Big Changes Proposed to USCIS Fees
On November 8, 2019 USCIS, the government office responsible for the processing of immigration applications and petitions, announced that proposed changes would be coming to their fee amounts. The bulk of the funds that keep USCIS running come directly from filing fees associated with immigration petitions. The proposed increase for filing fees is astronomical for some programs and includes the elimination of fee waivers for applications filed by lower-income applications.
This isn’t the first time USCIS has raised filing fees. In December 2016, fees increased by an average of 21%. USCIS is required to review their budget and fee schedule every few years but this year’s increases are not just because of a required review. A major reason for the fee increases comes after the Trump Administration’s budget for the 2019/2020 fiscal year diverted $207.6 million from the USCIS budget to ICE operations. Given that USCIS is almost entirely fee-funded, this budget reduction will cause huge changes in USCIS fees.
What are the major proposed changes?
One major change is that fee waivers will no longer be available for green card renewals, applications for work permits, applications to adjust status (green card applications), petitions to remove conditions from a green card, and naturalization. Before now, an individual could fill out and submit a form for a fee waiver with their application. If their income level was low enough, they would be eligible to have their case processed without paying filing fees. Now, for cases that lead to permanent residency or citizenship particularly, those waivers will no longer be available regardless of income.
Another change that is cause for concern is that for the first time USCIS will charge a filing fee for asylum applications. Historically, there has been no filing fee associated with asylum applications. It is understood that those seeking asylum are unlikely able to pay filing fees. Under the proposed change, an asylum seeker will have to pay a $50.00 filing fee.
DACA renewals are another main target for fee increases. As of now, filing fees for DACA renewal are $495.00 total. Under the new fee schedule, DACA renewal filing fees will total $765.00.
The last, and single-highest increase discussed today is the change to the filing fee for naturalization (citizenship). As of now, the filing fee is $640.00. If the proposed change is adopted, the filing fee for citizenship will be $1,170.00. This means that the cost of filing a citizenship application would increase by 83%.
What does that mean for my case?
Nothing if you have already filed your application or petition. But for those of you who have been waiting to start on an immigration application or petition, this means that if you do not act quickly your filing fees could be much higher than expected. I’ve heard clients again and again say that they are waiting until they are ready, to see if a new President will be elected, until their children get out of school, and on and on. It’s important to understand that waiting to file will likely only result in larger hurdles for you and your family to overcome. If these proposed changes are put into effect, a financial hurdle to obtaining legal status here in the United States will be added for many families.

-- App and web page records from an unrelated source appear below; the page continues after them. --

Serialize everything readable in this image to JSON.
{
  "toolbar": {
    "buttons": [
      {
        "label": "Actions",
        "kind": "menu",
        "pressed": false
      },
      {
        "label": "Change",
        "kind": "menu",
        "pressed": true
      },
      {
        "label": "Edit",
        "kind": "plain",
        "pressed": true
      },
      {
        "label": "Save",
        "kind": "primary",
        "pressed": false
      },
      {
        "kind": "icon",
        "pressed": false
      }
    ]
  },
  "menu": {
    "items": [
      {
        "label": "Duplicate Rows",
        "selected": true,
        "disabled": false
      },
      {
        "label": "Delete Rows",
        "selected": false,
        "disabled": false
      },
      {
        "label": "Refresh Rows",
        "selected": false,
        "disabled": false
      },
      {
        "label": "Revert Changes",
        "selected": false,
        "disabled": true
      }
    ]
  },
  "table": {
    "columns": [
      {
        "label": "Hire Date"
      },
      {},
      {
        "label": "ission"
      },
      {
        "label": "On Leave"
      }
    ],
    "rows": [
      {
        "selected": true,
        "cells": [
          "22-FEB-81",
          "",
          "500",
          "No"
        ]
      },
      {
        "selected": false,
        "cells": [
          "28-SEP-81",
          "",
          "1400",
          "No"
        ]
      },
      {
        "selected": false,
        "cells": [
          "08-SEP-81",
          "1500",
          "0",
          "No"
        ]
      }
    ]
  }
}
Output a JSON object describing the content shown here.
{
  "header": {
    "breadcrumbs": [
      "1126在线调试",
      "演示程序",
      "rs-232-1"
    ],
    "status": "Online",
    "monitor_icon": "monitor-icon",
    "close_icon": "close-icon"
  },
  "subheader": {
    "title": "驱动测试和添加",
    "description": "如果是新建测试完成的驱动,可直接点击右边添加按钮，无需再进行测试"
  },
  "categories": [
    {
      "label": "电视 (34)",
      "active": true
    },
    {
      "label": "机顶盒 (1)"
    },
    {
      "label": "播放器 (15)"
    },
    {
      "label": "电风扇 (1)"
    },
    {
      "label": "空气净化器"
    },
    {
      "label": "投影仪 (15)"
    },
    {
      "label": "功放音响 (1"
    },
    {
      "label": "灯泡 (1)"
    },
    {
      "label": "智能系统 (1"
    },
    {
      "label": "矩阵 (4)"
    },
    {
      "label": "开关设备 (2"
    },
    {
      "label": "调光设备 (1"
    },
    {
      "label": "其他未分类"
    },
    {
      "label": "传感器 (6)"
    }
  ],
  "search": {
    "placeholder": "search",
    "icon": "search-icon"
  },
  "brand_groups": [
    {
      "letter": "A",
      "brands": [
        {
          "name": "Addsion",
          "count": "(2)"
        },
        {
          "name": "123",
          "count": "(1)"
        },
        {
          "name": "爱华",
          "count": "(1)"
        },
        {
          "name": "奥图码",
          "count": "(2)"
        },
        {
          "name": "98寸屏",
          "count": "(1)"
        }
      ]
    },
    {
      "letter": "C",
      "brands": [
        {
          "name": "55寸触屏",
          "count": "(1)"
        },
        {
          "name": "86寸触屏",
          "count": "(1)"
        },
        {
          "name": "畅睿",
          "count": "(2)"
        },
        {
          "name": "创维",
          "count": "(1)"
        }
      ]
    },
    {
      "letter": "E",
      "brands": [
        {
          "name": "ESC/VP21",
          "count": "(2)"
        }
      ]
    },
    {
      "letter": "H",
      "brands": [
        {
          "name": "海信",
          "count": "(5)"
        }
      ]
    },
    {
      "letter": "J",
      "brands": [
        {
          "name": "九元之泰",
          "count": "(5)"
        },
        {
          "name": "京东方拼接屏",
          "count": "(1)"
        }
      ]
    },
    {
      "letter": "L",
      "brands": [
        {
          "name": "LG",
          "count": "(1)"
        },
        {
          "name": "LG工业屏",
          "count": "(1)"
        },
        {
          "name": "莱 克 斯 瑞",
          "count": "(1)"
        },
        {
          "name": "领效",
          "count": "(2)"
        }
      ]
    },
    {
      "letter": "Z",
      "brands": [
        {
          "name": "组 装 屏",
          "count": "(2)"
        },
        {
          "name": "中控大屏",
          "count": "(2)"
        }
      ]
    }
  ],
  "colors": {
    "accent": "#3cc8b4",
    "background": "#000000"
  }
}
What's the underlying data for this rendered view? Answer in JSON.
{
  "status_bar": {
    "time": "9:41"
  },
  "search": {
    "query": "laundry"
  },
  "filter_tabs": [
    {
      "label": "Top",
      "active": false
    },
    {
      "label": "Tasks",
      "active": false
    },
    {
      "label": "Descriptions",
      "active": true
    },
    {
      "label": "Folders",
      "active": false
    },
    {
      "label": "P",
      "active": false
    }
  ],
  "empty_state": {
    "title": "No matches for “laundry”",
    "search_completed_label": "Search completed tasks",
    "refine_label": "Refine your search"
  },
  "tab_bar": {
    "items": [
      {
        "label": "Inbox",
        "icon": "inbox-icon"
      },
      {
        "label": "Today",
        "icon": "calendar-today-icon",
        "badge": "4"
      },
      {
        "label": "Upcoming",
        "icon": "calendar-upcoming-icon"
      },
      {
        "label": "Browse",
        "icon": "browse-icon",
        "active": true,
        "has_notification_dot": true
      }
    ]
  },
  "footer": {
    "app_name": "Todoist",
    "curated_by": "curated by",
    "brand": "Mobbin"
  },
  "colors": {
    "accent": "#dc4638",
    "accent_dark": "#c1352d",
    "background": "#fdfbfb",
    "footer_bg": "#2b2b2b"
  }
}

If you are eligible for citizenship you should get your application filed as soon as possible. The single-highest increase in USCIS’s entire proposal was to the fee for a naturalization application. The 83% increase was so surprising, it has led some to wonder if USCIS is purposely trying to make naturalization too expensive for lower-income or minority applicants.
When does it go into effect?
No official date for the implementation of the increased fees has been released yet. However, USCIS is allowing public written comments on the proposed changes until December 16, 2019. A firm date for the application of new fee rules will likely be released then.
What should I do to protect myself?
First, and most importantly, you should talk to an immigration attorney about your options to apply for legal status. Our immigration system is undergoing massive changes and there is no sign of those changes slowing any time soon. Trying to navigate our immigration system on your own could end in disaster for you and your family. Find an attorney that will sit down for a consultation with you in person or over the phone and talk through your options.
Next, take action on your case. Get your case filed. It’s important. It’s your future. Changes like filing fee increases are only going to make it more and more difficult. Don’t wait.
Lastly, make sure you stay informed of changes to immigration law and policy. Check in regularly to news sources, blogs, USCIS, and/or an immigration attorney so you’ll know how any changes could affect you and your family.